▸ DESCRIPTION OF THE TASK: For each line in the records that contains "handle", make a copy.

▸ DATASET CONTENT:
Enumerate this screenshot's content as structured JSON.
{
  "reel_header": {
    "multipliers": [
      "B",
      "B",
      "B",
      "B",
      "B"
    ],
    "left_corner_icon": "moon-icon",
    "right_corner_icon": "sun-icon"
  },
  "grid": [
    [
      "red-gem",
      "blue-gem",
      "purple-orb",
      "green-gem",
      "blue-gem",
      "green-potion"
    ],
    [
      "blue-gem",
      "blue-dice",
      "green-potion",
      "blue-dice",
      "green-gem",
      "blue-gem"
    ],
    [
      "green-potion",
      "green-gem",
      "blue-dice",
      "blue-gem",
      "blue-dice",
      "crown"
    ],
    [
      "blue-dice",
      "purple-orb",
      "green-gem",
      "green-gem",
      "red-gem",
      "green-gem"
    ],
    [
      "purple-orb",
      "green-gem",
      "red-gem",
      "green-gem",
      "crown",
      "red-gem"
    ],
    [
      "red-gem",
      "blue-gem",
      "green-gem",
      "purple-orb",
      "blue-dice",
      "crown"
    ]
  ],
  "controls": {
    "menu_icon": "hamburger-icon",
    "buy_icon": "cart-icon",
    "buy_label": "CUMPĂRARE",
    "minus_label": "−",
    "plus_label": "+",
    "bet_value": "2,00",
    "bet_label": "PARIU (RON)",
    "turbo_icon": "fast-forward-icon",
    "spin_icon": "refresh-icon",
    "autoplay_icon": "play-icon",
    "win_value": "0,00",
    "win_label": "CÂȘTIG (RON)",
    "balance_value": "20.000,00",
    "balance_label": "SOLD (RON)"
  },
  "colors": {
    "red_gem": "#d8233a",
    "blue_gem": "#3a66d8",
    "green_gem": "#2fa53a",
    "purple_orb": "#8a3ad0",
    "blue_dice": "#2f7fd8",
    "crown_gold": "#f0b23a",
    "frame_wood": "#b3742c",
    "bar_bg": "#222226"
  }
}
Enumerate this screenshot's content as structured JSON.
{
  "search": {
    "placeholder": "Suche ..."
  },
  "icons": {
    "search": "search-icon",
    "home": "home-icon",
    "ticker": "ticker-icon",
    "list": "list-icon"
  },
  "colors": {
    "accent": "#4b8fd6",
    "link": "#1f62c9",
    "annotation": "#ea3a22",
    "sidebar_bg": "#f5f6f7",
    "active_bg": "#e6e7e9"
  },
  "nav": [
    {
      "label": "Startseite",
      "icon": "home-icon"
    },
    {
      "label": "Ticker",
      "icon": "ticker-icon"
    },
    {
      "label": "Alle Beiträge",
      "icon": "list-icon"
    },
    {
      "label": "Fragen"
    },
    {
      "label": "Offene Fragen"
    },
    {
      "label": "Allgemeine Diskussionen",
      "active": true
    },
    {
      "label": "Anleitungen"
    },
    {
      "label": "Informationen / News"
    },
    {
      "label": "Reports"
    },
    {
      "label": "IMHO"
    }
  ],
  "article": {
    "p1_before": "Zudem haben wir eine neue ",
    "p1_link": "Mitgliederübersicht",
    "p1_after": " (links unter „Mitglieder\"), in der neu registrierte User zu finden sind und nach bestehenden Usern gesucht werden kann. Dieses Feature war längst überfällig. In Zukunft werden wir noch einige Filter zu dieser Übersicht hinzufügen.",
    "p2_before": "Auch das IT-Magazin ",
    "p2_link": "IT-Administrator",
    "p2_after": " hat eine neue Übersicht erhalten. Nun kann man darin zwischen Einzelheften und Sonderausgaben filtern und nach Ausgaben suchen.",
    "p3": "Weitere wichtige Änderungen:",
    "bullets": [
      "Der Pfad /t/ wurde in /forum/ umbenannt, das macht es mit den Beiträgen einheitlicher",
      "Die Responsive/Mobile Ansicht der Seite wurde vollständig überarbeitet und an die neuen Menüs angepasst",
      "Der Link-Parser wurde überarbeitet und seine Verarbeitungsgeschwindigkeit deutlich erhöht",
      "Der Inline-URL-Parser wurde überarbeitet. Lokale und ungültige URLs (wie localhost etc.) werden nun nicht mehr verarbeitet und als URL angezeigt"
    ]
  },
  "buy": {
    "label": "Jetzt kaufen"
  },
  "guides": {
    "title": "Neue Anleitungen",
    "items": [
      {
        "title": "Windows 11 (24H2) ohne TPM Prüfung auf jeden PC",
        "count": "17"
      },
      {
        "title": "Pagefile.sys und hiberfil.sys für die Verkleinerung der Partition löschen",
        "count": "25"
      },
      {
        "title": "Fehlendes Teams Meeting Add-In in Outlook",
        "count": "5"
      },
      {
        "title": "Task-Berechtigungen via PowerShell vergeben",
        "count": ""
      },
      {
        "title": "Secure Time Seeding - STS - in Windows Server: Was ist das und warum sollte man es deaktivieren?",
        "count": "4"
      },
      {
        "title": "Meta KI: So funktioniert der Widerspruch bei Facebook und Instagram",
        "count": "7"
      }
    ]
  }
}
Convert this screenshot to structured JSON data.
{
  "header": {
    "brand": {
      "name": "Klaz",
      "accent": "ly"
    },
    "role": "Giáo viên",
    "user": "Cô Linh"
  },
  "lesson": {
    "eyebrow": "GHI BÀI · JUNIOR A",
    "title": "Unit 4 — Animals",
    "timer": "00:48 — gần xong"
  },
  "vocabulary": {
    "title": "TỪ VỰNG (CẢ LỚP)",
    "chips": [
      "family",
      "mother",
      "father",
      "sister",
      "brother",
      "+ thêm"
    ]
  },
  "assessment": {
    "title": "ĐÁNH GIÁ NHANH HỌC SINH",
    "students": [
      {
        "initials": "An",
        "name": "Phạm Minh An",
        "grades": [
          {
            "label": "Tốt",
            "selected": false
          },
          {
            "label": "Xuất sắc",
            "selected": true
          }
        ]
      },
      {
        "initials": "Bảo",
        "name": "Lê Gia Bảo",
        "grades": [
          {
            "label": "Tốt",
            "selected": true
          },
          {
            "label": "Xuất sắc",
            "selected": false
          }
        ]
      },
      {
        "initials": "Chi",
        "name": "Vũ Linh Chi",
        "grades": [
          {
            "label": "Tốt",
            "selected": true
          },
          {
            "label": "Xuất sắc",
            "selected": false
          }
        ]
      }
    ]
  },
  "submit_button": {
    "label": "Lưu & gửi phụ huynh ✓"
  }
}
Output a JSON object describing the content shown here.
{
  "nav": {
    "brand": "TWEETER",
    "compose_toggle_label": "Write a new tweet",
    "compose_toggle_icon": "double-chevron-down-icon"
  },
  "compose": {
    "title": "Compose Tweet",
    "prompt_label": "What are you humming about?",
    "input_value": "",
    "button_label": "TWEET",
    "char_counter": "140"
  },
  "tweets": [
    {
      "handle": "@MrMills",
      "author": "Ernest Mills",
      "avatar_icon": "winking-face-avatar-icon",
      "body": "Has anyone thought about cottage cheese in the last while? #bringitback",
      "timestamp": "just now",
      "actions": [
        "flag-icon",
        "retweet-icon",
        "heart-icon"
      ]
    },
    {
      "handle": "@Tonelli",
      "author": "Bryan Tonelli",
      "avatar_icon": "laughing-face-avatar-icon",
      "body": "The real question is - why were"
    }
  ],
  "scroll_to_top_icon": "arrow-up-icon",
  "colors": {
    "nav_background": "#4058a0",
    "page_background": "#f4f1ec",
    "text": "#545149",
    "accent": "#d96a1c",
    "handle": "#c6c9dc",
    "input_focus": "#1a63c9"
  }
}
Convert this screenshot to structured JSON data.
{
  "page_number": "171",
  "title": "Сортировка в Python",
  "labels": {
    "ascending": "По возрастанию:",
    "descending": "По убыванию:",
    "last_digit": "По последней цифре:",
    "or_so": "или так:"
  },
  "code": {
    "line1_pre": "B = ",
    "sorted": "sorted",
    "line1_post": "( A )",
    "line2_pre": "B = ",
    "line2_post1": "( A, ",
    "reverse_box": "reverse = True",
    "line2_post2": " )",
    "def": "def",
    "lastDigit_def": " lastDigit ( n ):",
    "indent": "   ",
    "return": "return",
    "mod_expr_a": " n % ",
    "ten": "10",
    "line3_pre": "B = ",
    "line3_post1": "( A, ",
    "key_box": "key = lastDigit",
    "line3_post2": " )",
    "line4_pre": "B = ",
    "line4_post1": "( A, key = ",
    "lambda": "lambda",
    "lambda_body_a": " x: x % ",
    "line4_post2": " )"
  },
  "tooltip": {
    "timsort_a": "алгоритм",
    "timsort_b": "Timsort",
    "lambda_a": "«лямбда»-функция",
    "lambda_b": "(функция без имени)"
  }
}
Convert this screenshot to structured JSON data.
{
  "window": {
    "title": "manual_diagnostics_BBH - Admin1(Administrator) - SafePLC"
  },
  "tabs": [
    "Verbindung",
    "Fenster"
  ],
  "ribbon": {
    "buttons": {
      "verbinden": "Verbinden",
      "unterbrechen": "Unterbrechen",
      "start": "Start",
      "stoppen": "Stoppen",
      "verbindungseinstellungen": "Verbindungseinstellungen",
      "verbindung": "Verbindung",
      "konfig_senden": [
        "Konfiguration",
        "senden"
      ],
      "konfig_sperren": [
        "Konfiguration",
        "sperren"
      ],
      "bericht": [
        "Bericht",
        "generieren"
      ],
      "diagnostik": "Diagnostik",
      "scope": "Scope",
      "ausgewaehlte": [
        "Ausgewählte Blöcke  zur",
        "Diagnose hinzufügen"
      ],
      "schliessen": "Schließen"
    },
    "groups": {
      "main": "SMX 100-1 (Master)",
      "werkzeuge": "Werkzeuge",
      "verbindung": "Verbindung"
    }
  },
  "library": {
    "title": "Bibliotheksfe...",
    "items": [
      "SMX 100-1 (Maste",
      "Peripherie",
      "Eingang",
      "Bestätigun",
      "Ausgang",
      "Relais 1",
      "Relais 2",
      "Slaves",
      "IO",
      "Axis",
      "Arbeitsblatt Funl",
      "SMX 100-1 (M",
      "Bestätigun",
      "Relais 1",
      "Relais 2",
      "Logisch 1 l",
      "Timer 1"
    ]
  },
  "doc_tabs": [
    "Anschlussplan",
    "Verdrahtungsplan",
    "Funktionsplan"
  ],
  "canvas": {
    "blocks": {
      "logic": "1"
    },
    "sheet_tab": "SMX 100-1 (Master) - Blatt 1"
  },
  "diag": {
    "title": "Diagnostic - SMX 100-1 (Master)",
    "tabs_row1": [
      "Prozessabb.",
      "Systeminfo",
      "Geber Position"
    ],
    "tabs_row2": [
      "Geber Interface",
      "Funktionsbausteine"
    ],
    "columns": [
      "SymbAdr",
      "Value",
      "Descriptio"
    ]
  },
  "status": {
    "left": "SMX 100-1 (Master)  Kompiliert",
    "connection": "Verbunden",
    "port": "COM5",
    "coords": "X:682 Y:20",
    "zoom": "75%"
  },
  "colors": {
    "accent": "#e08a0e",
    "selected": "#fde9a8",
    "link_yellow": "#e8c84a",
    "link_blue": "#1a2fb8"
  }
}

▸ WRITTEN RESPONSE:
      "handle": "@MrMills",
      "handle": "@Tonelli",
    "handle": "#c6c9dc",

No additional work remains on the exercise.